• **WHAT IS NEEDED**
What you return should be each line of the data containing the string "FITNESS".

• **GIVEN RECORDS**
=== Section Start ===
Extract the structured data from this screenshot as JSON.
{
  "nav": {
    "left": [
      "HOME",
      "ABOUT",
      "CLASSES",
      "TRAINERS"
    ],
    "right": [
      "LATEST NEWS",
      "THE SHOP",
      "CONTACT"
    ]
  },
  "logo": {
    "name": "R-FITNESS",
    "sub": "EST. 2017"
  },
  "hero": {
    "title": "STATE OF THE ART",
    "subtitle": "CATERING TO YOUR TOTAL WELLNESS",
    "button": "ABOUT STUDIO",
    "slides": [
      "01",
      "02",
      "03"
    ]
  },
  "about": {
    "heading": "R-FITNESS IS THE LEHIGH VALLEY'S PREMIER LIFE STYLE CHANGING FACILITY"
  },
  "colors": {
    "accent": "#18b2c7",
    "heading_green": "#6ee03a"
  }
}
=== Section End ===
• **SOLUTION TO THE PROBLEM**
    "name": "R-FITNESS",
    "heading": "R-FITNESS IS THE LEHIGH VALLEY'S PREMIER LIFE STYLE CHANGING FACILITY"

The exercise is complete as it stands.